Common ancestry is what evolution is all about when it comes down to it, and this relatively new way of studying common ancestry is called cladistics (links to a great BBC explanation).
Open up this evolutionary tree into a new window/tab and follow along with me. This tree, a cladogram, represents the evolutionary history of all the chelicerates; spiders ("other arachnids"), horseshoe crabs ("Xiphosurida"), eurypterids, and scorpions. The cladogram labels time periods at the top from approximately 550 millions years ago (the Cambrian era) to about 250 millions years ago (the Permian era). We're mainly interested in that bracket on the bottom encompassing the "true chelicerates."

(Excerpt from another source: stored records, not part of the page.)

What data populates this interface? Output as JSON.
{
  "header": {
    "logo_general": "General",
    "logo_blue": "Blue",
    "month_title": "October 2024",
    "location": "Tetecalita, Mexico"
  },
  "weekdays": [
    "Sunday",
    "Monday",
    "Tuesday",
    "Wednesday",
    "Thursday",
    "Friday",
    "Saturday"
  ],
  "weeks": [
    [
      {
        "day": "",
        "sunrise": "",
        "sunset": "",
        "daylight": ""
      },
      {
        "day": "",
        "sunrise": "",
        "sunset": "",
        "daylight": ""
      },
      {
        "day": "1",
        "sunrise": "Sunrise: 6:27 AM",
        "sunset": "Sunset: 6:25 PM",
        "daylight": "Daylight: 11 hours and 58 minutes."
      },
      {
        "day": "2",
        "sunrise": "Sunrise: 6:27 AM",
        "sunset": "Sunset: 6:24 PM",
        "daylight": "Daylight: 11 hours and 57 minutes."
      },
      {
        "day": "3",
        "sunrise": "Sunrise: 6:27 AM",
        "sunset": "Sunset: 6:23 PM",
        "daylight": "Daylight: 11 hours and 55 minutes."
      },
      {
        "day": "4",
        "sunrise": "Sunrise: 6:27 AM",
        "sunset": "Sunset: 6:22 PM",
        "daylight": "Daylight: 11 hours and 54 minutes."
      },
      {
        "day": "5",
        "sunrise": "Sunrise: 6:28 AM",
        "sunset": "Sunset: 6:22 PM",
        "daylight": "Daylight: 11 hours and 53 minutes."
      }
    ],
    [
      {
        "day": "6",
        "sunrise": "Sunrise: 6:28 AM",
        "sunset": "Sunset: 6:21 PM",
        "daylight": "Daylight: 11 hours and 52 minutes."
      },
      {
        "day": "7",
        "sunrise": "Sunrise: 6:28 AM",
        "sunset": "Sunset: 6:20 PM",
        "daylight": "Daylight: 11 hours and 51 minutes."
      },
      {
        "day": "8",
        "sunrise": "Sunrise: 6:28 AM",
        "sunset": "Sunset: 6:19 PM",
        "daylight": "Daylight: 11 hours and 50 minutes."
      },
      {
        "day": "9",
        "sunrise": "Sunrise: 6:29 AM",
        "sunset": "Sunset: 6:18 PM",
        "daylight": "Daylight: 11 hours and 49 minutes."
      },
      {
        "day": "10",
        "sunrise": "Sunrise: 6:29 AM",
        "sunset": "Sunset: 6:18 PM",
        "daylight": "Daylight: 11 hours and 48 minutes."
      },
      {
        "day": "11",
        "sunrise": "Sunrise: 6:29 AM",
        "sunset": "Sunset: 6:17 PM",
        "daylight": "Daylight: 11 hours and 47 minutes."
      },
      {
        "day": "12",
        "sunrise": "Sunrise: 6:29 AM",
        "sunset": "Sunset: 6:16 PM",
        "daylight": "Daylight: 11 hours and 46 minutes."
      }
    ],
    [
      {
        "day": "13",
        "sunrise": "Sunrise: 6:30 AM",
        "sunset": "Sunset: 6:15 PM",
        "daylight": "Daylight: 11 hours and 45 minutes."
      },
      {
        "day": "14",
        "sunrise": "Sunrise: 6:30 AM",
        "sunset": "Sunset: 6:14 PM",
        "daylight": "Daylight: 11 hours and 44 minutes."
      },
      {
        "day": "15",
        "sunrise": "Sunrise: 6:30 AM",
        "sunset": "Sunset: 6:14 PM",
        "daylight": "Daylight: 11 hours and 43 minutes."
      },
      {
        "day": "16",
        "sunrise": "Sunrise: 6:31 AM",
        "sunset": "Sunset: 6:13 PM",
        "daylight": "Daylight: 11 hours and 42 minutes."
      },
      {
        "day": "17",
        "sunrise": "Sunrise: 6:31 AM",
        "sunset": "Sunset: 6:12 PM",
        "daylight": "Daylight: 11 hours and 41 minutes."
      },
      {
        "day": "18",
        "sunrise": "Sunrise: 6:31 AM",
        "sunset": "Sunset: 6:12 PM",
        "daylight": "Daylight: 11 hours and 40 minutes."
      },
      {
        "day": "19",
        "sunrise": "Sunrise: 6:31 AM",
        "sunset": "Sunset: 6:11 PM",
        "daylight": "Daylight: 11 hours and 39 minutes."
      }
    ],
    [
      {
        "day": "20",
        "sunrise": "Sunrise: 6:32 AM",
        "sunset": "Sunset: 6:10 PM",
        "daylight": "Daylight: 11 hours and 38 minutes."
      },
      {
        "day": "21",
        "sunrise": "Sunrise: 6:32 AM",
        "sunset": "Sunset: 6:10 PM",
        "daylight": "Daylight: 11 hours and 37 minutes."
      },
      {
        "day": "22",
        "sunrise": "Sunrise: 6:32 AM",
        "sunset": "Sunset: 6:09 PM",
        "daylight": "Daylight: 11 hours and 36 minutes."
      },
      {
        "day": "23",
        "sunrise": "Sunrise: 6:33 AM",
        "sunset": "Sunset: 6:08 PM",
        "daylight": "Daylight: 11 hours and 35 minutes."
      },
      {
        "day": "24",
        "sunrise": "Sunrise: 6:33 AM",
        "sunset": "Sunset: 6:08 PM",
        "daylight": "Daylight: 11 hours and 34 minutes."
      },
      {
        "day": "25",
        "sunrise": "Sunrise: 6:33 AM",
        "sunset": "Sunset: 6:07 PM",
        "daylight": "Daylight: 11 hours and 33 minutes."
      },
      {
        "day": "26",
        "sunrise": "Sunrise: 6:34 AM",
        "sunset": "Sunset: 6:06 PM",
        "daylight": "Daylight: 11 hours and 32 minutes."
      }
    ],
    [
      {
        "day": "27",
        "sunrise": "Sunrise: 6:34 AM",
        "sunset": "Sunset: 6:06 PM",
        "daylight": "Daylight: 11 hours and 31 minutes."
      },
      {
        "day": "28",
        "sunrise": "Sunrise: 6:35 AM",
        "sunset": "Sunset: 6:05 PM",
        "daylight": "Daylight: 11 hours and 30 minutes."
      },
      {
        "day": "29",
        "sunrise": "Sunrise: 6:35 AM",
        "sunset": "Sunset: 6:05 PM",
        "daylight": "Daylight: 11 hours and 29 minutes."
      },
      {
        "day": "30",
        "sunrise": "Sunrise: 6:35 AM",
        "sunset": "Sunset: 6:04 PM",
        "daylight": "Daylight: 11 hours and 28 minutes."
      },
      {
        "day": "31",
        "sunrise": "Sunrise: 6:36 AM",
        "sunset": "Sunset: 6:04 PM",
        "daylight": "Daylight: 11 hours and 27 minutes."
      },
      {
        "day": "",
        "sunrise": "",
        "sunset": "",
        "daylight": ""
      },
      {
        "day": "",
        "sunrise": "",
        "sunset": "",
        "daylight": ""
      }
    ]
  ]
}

Notice on the cladogram that you can trace each group back to one point where it splits between one group and another. Take the "other arachnids" branch for example. You can trace its branch back to the split with the scorpions, and at that split there is a common ancestor from which both other arachnids - including spiders - and scorpions descended.
So basically, cladograms are family trees that evolutionary biologists can use to determine the ancestry and hierarchy of modern organisms.*
Keep tracing that line back from the common ancestor of spiders and scorpions. The next stop is the eurypterids (image above) the extinct relatives of the spider. Go even further back and there's a split between the common ancestor of eurypterids (and subsequently spiders and scorpions) and another extinct group of chelicerates, the Chasmataspida.
Finally, follow that last split back, all the way back to the Ordovician period, over 400 million years ago, to where the horseshoe crabs arose. That is where the true connection between the horseshoe crab and the spiders lies, in their common ancestry, not merely in their modern anatomical similarities.
Nowhere on this cladogram do you see insects giving rise to the spiders. In fact, modern insects would arise in later periods, millions of years after the first spiders crawled on land, although the details of the appearance of insects is still debated.
But how did spiders become distinct from their marine ancestors? The transition from water to land (and sometimes from land back to water) for all organisms is one the most interesting aspects of evolutionary biology, and though it remains somewhat of a mystery for spiders, we'll delve into the facts tomorrow.
*Cladograms are closer to what Darwin suggested for phyletic analysis in Origin of Species than the Linnaean system.